## Exercise goal
In the entries below, find the lines with the word "title" and copy them.

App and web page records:
******************************
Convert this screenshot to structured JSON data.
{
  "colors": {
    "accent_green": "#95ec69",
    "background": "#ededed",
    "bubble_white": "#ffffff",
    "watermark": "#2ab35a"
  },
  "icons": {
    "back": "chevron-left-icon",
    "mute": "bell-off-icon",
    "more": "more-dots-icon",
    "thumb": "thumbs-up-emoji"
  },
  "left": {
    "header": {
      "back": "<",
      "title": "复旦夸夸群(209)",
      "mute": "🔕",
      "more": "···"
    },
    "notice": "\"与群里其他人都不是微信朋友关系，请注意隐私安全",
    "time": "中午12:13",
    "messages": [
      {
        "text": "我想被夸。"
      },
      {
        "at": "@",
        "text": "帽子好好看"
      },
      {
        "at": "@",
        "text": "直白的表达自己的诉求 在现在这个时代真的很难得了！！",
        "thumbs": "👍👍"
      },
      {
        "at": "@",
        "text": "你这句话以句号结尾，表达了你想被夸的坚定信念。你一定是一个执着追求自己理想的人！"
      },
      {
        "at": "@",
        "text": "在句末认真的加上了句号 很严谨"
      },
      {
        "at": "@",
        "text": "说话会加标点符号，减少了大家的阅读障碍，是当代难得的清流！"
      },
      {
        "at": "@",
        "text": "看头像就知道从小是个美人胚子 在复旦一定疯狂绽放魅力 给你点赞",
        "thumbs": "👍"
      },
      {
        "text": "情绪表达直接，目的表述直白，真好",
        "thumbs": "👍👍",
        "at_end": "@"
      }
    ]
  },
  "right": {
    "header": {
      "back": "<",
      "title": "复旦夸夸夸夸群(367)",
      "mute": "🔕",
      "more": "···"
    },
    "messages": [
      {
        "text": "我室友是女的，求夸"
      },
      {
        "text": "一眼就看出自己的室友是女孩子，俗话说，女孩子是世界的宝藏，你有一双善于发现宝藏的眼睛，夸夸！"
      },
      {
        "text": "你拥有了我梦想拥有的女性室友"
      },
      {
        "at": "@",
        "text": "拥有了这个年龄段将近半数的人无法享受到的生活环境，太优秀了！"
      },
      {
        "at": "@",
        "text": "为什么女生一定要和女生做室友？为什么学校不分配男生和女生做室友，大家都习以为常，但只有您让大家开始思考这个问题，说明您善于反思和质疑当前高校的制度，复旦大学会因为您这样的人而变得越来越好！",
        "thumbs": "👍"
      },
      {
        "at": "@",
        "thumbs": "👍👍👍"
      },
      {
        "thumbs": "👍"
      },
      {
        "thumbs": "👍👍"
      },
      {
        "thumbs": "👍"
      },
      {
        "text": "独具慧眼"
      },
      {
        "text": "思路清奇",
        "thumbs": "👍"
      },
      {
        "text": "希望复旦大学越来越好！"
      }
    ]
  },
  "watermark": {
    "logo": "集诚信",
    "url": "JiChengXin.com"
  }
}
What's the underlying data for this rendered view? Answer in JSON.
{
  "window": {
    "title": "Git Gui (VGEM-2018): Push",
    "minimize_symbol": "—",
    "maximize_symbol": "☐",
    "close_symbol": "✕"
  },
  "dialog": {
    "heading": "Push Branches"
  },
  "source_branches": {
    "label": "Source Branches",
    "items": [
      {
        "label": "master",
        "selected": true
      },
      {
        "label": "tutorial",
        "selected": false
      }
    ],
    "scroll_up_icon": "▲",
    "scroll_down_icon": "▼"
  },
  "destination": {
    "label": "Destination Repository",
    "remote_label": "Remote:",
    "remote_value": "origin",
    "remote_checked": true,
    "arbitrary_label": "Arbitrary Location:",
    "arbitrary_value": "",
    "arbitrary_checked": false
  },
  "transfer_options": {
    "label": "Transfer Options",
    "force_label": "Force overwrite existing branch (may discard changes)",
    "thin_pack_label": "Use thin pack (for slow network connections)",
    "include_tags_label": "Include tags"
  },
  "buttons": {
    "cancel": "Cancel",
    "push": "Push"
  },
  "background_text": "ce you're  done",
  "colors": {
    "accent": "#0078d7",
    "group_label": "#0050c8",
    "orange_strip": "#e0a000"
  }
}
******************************
## Solution for this exercise
      "title": "复旦夸夸群(209)",
      "title": "复旦夸夸夸夸群(367)",
    "title": "Git Gui (VGEM-2018): Push",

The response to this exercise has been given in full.